• [EXERCISE AIM]: Each line of the data that includes the string "Trip" is to be copied out.

• [MATERIAL FOR THIS TASK]:
====================
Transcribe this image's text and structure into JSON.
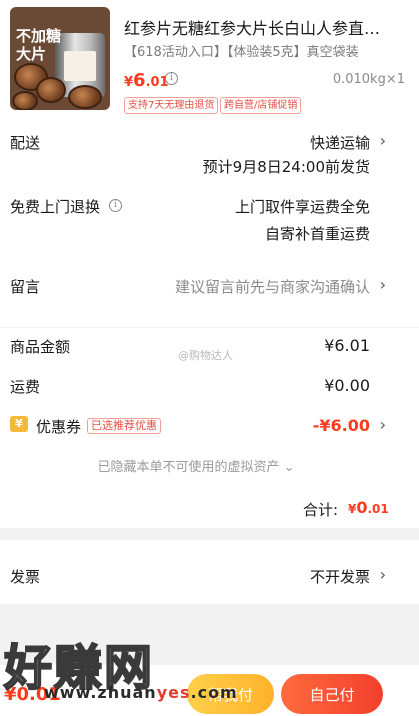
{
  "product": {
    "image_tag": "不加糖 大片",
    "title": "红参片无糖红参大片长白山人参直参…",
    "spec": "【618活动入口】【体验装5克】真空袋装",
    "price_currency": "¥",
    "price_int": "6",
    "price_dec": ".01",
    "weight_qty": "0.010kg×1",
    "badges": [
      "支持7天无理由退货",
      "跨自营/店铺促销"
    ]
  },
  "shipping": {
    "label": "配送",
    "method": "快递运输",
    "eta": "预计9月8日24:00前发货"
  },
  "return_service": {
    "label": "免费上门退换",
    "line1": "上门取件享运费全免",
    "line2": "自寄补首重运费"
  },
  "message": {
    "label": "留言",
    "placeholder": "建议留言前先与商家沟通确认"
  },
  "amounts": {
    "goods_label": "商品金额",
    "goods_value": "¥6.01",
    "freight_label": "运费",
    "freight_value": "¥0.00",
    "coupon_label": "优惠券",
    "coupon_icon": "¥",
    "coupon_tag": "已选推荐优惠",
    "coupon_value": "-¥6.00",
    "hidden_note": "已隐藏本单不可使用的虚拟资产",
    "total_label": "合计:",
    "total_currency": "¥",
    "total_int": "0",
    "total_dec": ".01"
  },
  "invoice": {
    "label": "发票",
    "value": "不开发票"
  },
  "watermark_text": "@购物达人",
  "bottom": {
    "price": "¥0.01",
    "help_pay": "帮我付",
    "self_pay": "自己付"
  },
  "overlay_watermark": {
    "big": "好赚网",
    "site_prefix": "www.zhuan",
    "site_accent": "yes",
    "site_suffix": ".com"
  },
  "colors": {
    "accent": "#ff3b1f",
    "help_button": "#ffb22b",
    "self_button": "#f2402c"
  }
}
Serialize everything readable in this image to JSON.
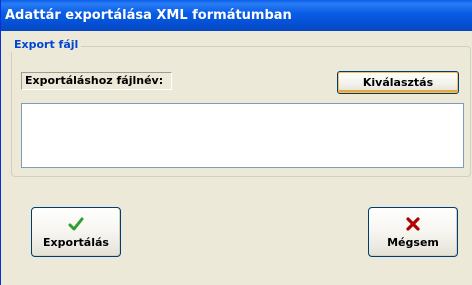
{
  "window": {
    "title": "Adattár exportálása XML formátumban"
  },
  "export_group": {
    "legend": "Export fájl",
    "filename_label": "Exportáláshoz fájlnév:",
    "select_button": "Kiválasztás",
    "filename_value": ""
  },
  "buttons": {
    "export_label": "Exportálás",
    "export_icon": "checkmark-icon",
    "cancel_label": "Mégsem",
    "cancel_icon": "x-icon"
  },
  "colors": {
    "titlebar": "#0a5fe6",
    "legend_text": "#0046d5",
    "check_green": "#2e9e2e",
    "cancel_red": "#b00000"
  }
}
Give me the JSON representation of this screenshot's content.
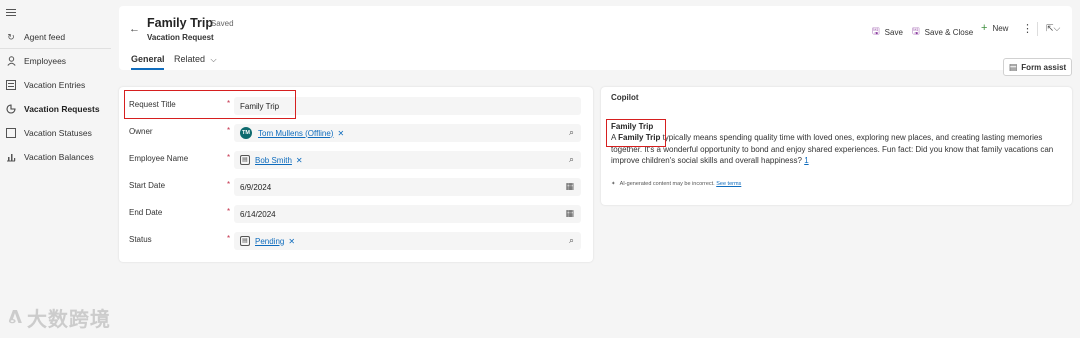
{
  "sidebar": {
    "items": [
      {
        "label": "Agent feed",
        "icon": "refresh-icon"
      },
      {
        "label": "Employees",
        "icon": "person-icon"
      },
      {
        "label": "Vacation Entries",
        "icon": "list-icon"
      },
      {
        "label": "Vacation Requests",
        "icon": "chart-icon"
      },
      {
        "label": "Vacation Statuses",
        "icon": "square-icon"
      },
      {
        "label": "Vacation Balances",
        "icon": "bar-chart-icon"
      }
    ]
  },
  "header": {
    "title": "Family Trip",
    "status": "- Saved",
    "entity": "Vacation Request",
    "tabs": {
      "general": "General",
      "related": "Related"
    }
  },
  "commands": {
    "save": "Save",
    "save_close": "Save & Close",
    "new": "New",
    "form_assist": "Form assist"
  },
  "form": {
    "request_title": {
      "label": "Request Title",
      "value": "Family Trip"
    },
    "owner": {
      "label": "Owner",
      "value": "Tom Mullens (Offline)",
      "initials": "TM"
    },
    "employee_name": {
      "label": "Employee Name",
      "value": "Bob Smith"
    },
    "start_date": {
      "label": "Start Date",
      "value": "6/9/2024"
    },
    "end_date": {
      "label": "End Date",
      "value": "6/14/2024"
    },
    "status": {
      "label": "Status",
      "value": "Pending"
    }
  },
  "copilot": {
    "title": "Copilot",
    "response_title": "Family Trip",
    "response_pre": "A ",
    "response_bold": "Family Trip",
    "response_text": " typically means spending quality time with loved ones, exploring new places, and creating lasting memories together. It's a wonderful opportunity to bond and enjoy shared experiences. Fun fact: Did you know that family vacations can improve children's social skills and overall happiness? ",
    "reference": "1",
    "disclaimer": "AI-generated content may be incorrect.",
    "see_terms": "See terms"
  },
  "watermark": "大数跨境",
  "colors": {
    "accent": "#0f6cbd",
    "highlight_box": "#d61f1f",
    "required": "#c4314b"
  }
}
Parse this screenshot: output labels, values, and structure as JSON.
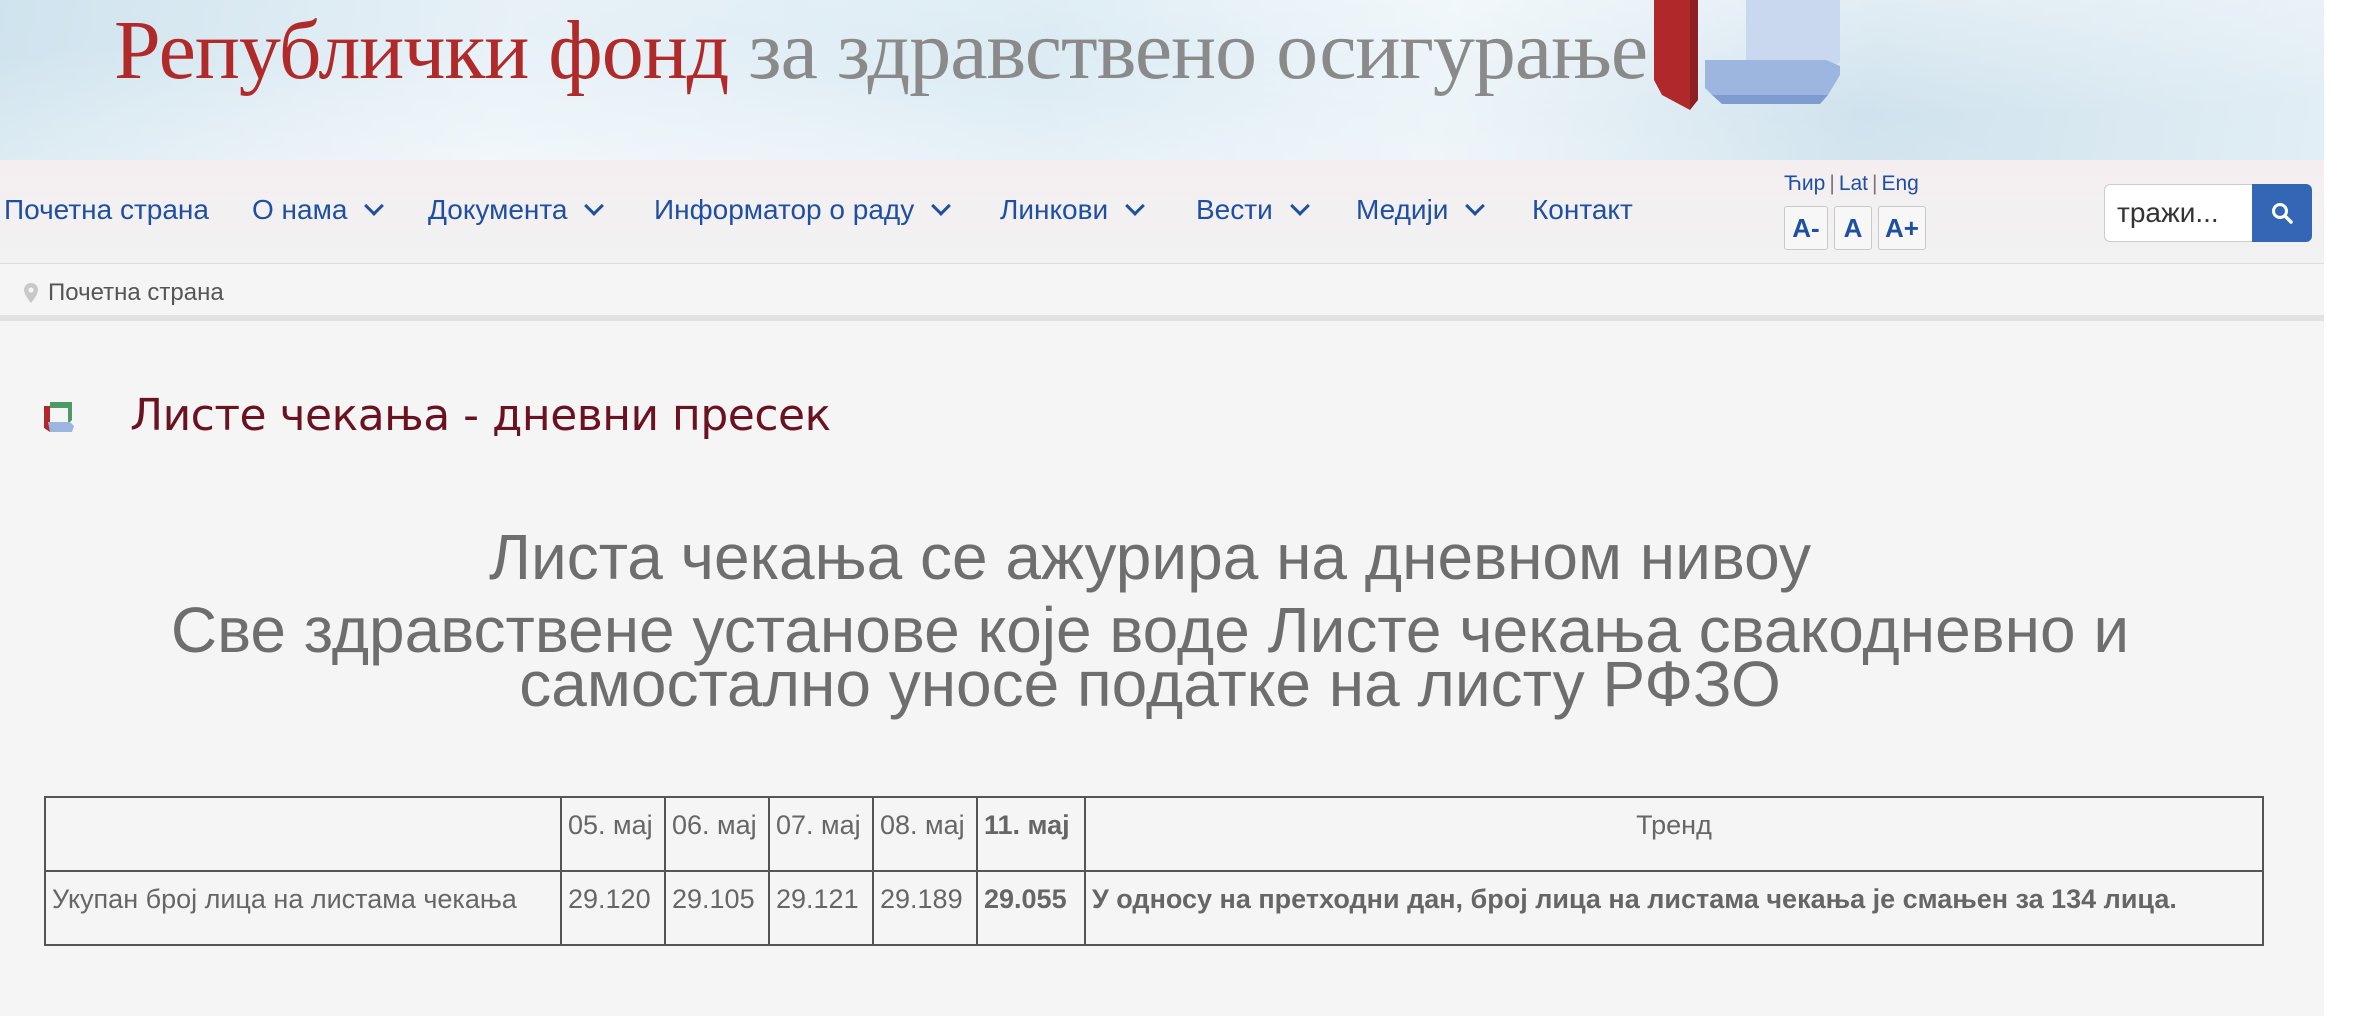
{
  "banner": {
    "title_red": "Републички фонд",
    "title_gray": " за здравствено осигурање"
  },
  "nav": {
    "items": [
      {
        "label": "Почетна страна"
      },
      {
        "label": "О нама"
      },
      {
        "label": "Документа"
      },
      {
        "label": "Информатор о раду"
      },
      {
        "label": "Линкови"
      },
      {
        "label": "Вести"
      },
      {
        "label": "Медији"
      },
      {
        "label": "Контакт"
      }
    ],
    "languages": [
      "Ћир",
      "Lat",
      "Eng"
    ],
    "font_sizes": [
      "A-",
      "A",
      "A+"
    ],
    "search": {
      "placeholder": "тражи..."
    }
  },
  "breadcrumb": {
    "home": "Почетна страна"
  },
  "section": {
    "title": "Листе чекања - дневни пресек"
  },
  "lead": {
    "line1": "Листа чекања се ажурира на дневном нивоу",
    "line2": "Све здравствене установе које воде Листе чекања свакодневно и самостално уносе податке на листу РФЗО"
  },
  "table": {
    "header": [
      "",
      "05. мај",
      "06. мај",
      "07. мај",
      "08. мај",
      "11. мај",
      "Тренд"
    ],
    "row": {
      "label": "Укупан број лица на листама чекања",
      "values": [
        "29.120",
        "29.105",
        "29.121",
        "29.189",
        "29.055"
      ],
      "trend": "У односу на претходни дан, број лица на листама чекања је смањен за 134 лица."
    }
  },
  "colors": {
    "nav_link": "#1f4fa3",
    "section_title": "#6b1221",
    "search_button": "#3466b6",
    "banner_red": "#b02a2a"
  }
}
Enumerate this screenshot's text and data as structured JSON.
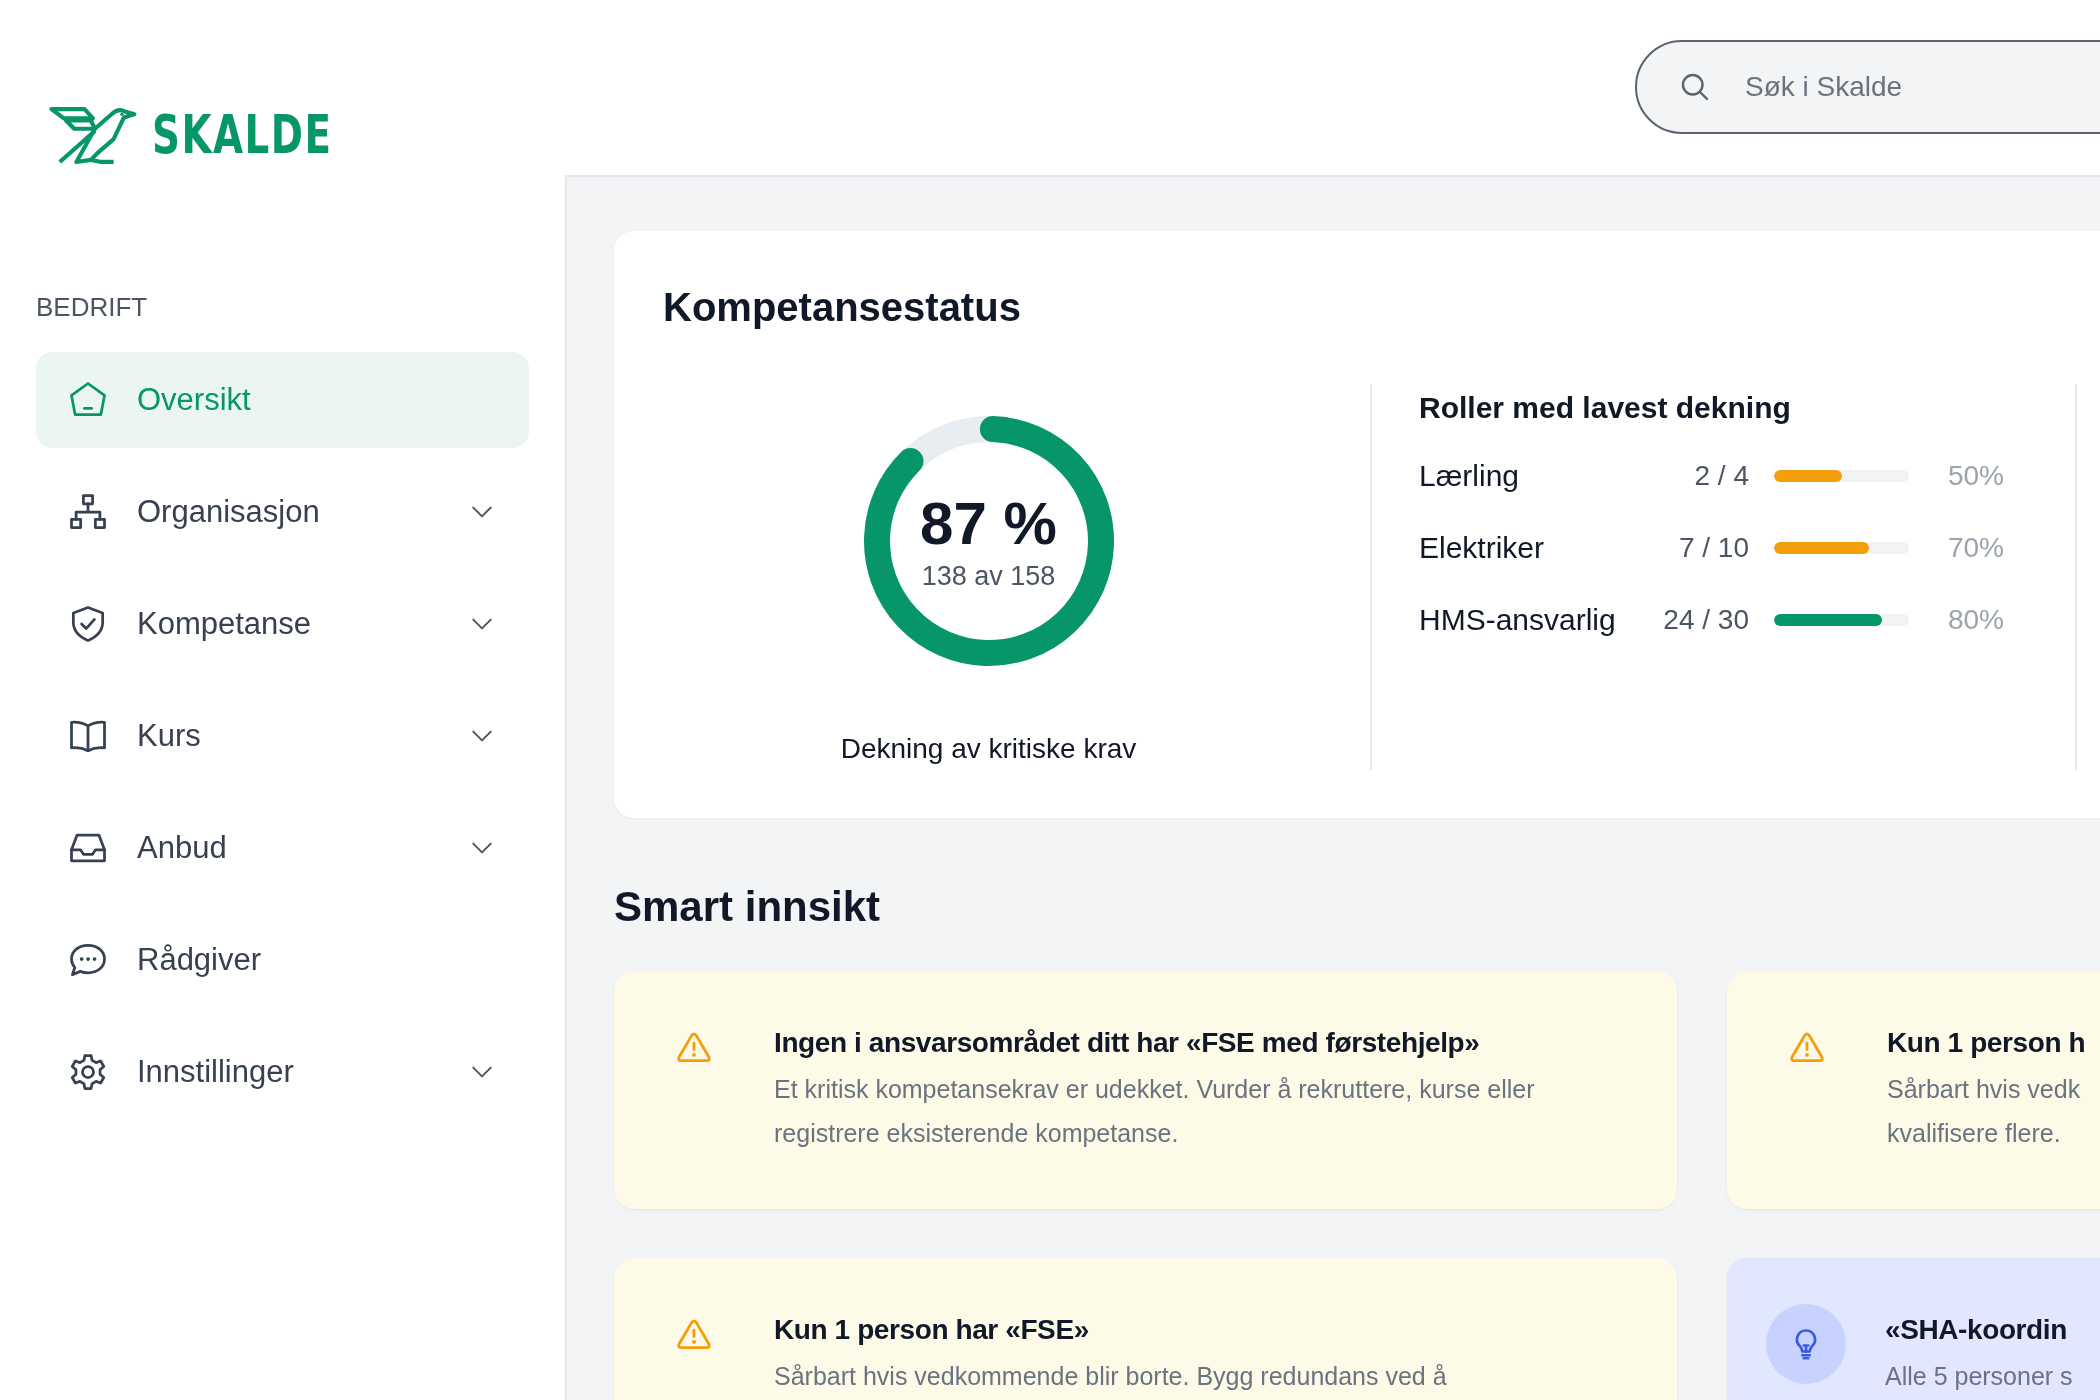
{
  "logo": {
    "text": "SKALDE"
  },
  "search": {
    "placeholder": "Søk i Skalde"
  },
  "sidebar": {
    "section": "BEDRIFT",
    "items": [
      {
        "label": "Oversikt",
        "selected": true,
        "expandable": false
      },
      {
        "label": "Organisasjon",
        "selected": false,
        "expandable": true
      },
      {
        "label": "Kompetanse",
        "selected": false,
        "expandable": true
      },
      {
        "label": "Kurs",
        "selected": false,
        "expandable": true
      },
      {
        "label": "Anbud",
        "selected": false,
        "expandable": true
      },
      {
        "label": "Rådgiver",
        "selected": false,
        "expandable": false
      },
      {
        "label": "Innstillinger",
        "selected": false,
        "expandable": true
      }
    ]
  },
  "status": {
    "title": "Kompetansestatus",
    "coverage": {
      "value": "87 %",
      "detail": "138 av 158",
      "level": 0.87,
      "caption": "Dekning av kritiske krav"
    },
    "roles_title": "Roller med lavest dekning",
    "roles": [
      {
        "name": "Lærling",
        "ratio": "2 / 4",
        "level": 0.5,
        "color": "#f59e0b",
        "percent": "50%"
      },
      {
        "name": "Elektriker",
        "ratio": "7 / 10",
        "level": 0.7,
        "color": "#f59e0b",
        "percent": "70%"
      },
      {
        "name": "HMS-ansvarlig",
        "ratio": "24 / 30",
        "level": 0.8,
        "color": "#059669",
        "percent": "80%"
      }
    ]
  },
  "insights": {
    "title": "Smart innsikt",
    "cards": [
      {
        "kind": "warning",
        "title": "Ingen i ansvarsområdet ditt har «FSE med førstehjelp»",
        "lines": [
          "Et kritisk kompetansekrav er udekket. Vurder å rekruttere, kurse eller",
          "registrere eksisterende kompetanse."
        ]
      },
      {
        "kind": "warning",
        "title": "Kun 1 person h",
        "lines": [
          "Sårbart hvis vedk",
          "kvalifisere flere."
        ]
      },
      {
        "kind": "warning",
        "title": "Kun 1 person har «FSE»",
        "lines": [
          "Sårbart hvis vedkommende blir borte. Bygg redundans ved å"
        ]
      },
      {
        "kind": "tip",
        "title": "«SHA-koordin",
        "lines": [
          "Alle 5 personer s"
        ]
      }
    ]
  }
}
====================
• [FINISHED EXERCISE]:
    "title": "Family Trip",
      "value": "Family Trip"
    "response_title": "Family Trip",
    "response_bold": "Family Trip",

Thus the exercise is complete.